2 Core Mechanics

strategy, adding skills good knowledge of pricing

3 Goal

Choose 3 items whose values total under the credit limit given.

4 Space


5 Components

  • credit card
  • 5 prizes and their values
  • 1 player

My own version at play     


Item #2

Item #3

Item #4

Item #5

             Credit Card Limit

The Three Items Selected and their prices

Item #5

Item #4

Item #2



As a group we choose this game to modify. Each of us had to choose something about the game we would modify or change. For me I thought of  adding a “Bailout“. This is s set amount of money (cash) that is set to the side. If the player, for example, selects two items and feels that they may go over there limit when they select the last one, they can choose to use the “Bailout”. What would happen is the player would give up the cash in the bailout and that amount of money would be added back to their credit card limit.

If the “bailout” money isn’t used and the player wins then they win all 5 prizes and the bailout money.






















Tweaking the Rules of the Game

cc licensed ( BY ) flickr photo shared by moonlightbulb

If you’ve ever played Bananagrams you know the stress of hearing the word “peel,” particularly with a good player that says it a dozen times in less than twenty seconds. If you don’t know Banagrams, it’s a word game like Scrabble in which you arrange words into a crossword except each player builds their own board with letters. Everyone starts with 11-21 letters apiece and they a race to build your own crossword puzzle with all your letters. The first person out of letters says, ‘peel’ and everyone must grab another letter to add to their crossword. Good players typically play that letter quickly and say ‘peel!’ again, and again, and again…

When all the letters are gone, and if you’re the first to finish your crossword you say ‘bananas!’ and win.

I love this game vs. Scrabble which tends to be much slower as you deliberate over your seven letters trying to find a place for them on the board while maximizing points. Bananagrams on the other hand is very fast, there are no points assigned to each letter, you just have to make words. Also there are two other changes to Scrabble – you can rearrange your crossword at anytime as well as dump a hard letter (such as a Q or Z) and take three letters. Both of these rule changes foster speed in Bananagrams.

This is a great example of a modified game that led to a very successful product. Many of the games we play are modifications of existing games or game systems – think of how many card games there are out there – practically an infinite number.

To finally get started on your educational penny arcade game, I want you to research an existing game and start tinkering with the game rules and mechanics. We’re going to look at the core components of a game by looking at The Institute of Play’s Gamestar Mechanic Learning Guide.

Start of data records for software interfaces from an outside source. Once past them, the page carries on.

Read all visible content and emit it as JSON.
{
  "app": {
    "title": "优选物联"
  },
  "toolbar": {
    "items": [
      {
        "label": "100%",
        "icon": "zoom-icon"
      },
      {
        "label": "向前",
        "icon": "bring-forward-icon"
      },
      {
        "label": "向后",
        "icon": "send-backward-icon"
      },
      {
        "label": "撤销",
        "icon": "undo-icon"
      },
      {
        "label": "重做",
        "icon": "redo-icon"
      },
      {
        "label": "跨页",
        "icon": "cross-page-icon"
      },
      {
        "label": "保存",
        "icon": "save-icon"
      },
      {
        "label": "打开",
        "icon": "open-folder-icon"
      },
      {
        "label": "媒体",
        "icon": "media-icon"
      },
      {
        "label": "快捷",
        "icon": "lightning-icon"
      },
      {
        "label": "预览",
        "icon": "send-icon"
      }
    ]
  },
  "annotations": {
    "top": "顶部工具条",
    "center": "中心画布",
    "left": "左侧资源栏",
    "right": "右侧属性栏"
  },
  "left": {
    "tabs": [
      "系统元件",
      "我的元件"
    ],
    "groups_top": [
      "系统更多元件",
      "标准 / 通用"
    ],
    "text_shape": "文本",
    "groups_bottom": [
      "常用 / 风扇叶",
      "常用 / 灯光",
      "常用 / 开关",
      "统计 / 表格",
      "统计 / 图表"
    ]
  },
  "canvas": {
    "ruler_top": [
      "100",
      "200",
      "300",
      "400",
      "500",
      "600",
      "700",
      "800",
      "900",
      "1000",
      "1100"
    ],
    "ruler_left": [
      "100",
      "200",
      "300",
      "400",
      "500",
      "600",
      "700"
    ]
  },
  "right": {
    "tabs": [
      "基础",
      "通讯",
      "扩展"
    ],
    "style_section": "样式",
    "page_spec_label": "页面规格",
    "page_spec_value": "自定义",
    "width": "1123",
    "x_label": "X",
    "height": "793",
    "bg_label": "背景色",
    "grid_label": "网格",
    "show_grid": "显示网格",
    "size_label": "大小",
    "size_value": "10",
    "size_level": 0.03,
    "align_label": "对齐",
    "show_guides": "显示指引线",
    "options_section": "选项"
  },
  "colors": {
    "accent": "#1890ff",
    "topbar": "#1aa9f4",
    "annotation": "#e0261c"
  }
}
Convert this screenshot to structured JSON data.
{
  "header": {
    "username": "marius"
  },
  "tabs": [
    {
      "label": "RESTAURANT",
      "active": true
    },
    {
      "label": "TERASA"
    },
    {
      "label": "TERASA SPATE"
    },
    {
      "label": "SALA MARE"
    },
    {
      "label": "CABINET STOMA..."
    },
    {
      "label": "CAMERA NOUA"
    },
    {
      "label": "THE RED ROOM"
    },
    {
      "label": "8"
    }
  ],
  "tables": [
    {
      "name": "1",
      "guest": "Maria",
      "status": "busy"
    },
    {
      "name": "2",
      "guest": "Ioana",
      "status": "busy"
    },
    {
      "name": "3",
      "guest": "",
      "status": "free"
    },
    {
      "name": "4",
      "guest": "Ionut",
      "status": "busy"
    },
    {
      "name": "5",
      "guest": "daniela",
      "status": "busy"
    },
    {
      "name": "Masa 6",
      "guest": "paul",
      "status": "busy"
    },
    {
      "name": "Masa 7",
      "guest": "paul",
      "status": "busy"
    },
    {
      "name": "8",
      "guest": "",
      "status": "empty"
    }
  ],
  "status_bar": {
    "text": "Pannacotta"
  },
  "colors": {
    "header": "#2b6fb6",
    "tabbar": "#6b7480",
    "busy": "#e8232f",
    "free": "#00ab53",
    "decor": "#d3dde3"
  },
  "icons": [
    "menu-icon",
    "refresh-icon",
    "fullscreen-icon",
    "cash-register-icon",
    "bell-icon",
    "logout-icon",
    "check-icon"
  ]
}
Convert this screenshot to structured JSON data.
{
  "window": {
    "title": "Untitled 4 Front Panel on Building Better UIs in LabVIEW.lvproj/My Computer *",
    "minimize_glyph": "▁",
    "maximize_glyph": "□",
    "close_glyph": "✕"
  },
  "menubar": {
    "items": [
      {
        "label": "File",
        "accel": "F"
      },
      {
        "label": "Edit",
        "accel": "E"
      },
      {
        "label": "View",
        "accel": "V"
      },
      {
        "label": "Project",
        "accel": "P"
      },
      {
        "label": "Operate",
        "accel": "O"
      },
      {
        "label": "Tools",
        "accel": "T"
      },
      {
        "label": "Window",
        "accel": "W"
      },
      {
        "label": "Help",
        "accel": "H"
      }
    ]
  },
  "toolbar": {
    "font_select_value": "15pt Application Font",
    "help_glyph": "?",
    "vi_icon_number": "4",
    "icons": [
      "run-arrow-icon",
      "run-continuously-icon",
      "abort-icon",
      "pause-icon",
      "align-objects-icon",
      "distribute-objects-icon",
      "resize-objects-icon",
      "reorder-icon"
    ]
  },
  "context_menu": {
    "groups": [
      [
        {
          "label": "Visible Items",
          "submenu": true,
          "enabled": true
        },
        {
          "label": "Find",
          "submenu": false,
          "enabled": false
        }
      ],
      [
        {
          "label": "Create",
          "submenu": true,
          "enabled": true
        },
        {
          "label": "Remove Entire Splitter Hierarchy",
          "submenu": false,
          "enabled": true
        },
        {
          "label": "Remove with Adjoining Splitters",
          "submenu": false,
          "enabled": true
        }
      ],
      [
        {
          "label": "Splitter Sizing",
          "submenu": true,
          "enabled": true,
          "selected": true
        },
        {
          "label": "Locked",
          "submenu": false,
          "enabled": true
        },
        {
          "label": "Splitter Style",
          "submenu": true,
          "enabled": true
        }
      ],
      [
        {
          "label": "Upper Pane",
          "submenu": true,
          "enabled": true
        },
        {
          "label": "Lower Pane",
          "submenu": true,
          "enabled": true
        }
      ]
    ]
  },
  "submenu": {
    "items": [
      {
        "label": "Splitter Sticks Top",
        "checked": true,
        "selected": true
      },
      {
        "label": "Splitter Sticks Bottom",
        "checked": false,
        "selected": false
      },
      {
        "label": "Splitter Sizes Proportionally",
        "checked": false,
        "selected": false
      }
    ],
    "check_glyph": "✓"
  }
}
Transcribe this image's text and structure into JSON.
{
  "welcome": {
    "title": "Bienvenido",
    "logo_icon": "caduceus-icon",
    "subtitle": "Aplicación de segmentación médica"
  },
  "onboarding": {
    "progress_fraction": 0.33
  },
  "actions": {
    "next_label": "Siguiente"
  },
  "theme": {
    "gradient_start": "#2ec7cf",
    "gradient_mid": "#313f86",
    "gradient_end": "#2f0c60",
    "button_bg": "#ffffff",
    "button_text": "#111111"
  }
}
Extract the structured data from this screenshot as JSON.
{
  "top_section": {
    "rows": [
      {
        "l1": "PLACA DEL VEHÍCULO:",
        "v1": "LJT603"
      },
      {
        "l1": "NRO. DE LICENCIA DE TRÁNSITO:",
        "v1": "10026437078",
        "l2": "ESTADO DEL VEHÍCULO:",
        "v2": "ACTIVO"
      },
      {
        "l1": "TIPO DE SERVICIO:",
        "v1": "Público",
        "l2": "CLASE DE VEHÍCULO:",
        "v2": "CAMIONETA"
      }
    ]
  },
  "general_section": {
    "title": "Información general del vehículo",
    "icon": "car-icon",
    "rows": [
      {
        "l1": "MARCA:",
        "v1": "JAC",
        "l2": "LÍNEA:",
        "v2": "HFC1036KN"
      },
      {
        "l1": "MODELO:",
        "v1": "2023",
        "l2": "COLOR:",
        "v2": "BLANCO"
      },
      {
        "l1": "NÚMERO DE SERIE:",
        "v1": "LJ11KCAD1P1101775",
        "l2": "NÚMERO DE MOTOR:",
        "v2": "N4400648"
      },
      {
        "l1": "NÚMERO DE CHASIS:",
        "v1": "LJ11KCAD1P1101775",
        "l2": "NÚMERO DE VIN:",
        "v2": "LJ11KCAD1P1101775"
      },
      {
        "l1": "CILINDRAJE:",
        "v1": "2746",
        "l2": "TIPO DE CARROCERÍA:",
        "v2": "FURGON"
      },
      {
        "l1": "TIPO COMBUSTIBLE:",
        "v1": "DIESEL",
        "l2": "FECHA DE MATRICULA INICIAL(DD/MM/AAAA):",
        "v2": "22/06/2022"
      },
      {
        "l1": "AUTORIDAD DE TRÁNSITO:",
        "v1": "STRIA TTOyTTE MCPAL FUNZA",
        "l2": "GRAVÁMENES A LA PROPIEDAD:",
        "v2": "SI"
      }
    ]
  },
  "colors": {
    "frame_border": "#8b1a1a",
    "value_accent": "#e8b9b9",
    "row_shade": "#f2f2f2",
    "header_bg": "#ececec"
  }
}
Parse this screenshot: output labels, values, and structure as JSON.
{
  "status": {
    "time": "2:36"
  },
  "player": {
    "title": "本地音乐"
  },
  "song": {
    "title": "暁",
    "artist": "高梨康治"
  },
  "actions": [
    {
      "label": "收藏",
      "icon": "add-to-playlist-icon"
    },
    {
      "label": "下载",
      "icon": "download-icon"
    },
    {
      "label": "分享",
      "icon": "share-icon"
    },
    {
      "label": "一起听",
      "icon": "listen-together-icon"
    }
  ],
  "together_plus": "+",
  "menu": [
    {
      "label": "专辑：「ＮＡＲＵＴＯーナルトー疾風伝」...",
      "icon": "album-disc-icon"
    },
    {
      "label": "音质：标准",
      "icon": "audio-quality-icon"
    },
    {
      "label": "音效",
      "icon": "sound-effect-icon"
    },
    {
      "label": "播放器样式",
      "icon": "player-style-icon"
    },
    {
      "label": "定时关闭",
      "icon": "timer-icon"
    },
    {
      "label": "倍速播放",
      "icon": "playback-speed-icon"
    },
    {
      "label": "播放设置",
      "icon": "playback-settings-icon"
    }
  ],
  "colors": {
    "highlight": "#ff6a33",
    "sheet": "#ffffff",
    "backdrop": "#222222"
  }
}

Then we’re going to rebuild a paper/pencil mockup of a game found on the List of The Price is Right pricing games. Search for video of the game you chose (it’s likely out there on Youtube), and then define it’s five core design elements. You’ll next have to translate the game into a paper/pencil mock-up. So if there is a wheel spun that has five choices, then recreate those choices on five slips of paper so they can selected at random.

Next follow Modifying Games exercise on pages 51-54 with a group of three. Choose one of the pencil/paper mockups to modify and each of you must choose either a rule or core mechanic to change (see worksheet on page 54). Everyone should play based on your change. Report out the results asked for in the modifying a game exercise.

You will need to put all of these results in a blog post. First your own mockup and then the modifications of the game you made in your group. The post should include the following:

  1. Embed a video of the original Price Is Right Game.
  2. Define the five Core Design Elements of the game.
  3. Document the pencil/paper mockup you created and embed images/video. Describe the mockup as well.
  4. Share the report of your modification to the group game.